Operation Tzur Israel to bring Jews from Ethiopia to Israel took off on Sunday, another historic phase in the sprawling saga to bring Ethiopian Jewry home to the state of Israel.
A delegation led by Israeli Absorption Minister Pnina Tamano-Shata, including representatives of the Jewish Agency, left on Saturday night for Jewish communities awaiting to make Aliyah (immigration) in Addis Ababa and Gondar.
“Always happy and excited to return to the country where I was born.

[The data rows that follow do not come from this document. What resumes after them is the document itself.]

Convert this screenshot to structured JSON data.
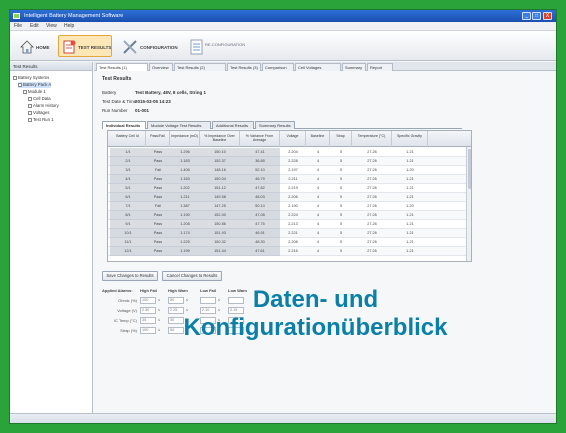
{
  "window": {
    "title": "Intelligent Battery Management Software",
    "controls": {
      "minimize": "_",
      "maximize": "□",
      "close": "X"
    }
  },
  "menu": [
    "File",
    "Edit",
    "View",
    "Help"
  ],
  "ribbon": {
    "home_label": "HOME",
    "test_results_label": "TEST RESULTS",
    "configuration_label": "CONFIGURATION",
    "reconfiguration_label": "RE-CONFIGURATION"
  },
  "sidebar": {
    "header": "Test Results",
    "tree": [
      "Battery Systems",
      "Battery Pack A",
      "Module 1",
      "Cell Data",
      "Alarm History",
      "Voltages",
      "Test Run 1"
    ]
  },
  "tabs": [
    "Test Results (1)",
    "Overview",
    "Test Results (2)",
    "Test Results (3)",
    "Comparison",
    "Cell Voltages",
    "Summary",
    "Report"
  ],
  "section": {
    "title": "Test Results",
    "rows": [
      {
        "label": "Battery",
        "value": "Test Battery, 48V, 8 cells, String 1"
      },
      {
        "label": "Test Date & Time",
        "value": "2015-03-05 14:23"
      },
      {
        "label": "Run Number",
        "value": "01-001"
      }
    ]
  },
  "subtabs": [
    "Individual Results",
    "Module Voltage Test Results",
    "Additional Results",
    "Summary Results"
  ],
  "table": {
    "headers": [
      "Battery Cell Id",
      "Pass/Fail",
      "Impedance (mΩ)",
      "% Impedance Over Baseline",
      "% Variance From Average",
      "Voltage",
      "Baseline",
      "Strap",
      "Temperature (°C)",
      "Specific Gravity"
    ],
    "rows": [
      [
        "1/1",
        "Pass",
        "1.296",
        "150.10",
        "47.41",
        "2.204",
        "4",
        "5",
        "27.26",
        "1.21"
      ],
      [
        "2/1",
        "Pass",
        "1.183",
        "152.37",
        "36.85",
        "2.228",
        "4",
        "5",
        "27.26",
        "1.21"
      ],
      [
        "3/1",
        "Fail",
        "1.406",
        "148.16",
        "52.10",
        "2.197",
        "4",
        "5",
        "27.26",
        "1.20"
      ],
      [
        "4/1",
        "Pass",
        "1.163",
        "150.04",
        "46.79",
        "2.211",
        "4",
        "5",
        "27.26",
        "1.21"
      ],
      [
        "5/1",
        "Pass",
        "1.202",
        "151.12",
        "47.82",
        "2.219",
        "4",
        "5",
        "27.26",
        "1.21"
      ],
      [
        "6/1",
        "Pass",
        "1.211",
        "149.58",
        "48.03",
        "2.206",
        "4",
        "5",
        "27.26",
        "1.21"
      ],
      [
        "7/1",
        "Fail",
        "1.387",
        "147.25",
        "50.14",
        "2.190",
        "4",
        "5",
        "27.26",
        "1.20"
      ],
      [
        "8/1",
        "Pass",
        "1.190",
        "152.40",
        "47.08",
        "2.224",
        "4",
        "5",
        "27.26",
        "1.21"
      ],
      [
        "9/1",
        "Pass",
        "1.208",
        "150.86",
        "47.75",
        "2.213",
        "4",
        "5",
        "27.26",
        "1.21"
      ],
      [
        "10/1",
        "Pass",
        "1.174",
        "151.93",
        "46.91",
        "2.221",
        "4",
        "5",
        "27.26",
        "1.21"
      ],
      [
        "11/1",
        "Pass",
        "1.225",
        "150.32",
        "48.30",
        "2.208",
        "4",
        "5",
        "27.26",
        "1.21"
      ],
      [
        "12/1",
        "Pass",
        "1.199",
        "151.44",
        "47.61",
        "2.216",
        "4",
        "5",
        "27.26",
        "1.21"
      ]
    ]
  },
  "buttons": {
    "save": "Save Changes to Results",
    "cancel": "Cancel Changes to Results"
  },
  "limits": {
    "headers": [
      "Applied Alarms:",
      "High Fail",
      "High Warn",
      "Low Fail",
      "Low Warn"
    ],
    "rows": [
      {
        "label": "Ohmic (%)",
        "f1": "100",
        "f2": "50",
        "f3": "",
        "f4": ""
      },
      {
        "label": "Voltage (V)",
        "f1": "2.30",
        "f2": "2.25",
        "f3": "2.10",
        "f4": "2.15"
      },
      {
        "label": "IC Temp (°C)",
        "f1": "35",
        "f2": "30",
        "f3": "",
        "f4": ""
      },
      {
        "label": "Strap (%)",
        "f1": "100",
        "f2": "50",
        "f3": "",
        "f4": ""
      }
    ]
  },
  "overlay": {
    "line1": "Daten- und",
    "line2": "Konfigurationüberblick"
  },
  "colors": {
    "background": "#2aa33a",
    "overlay_text": "#0a7fa8",
    "active_ribbon": "#fde7b6"
  }
}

Greetings and peace to the Ethiopian people,” Tamano-Shata tweeted upon her arrival in the country.
The delegation will return to Israel on Thursday with the first group of about 500 immigrants on two planes leased by the Jewish Agency.
Some 2,000 members of the Falash Mura community will arrive in the Jewish state by February 2021.
The operation is taking place against the background of the tense security situation and the warfare in Ethiopia.
Chairman of the Jewish Agency Isaac Herzog said that Israel “looks forward to welcoming thousands of immigrants who will be reunited with their families after many years.”
“The State of Israel must act to end the painful saga that has lasted for generations,” he added.
Falash Mura are members of the Beta Israel Jewish community in Ethiopia who converted to Christianity during the 19th and 20th centuries. Some were forced to do so. Some have since returned to Judaism.
Former Chief Rabbi Ovadiah Yosef declared in 2002 that the Falash Mura had converted out of fear and persecution and therefore should be considered Jews.
In November 2015, the Israeli government passed a decision to allow family reunifications for the remaining 9,000 Falash Mura community members waiting for Aliyah to Israel.
By the end of 2017, about 1,300 had been approved and immigrated. In October 2018, the government decided to bring another 1,000 members of the community who already had close relatives living in Israel.
After Operation Tsur Israel, 7,000 people remain waiting for Aliyah.
Since the early 1950s, the Jewish Agency has assisted more than 90,000 Ethiopians with their immigration to Israel. The two most famous airlifts from Ethiopia to Israel were Operation Moshe in 1984-1985, aiding the arrival of 6,364 Olim, and Operation Shlomo in 1991, bringing 14,000 immigrants.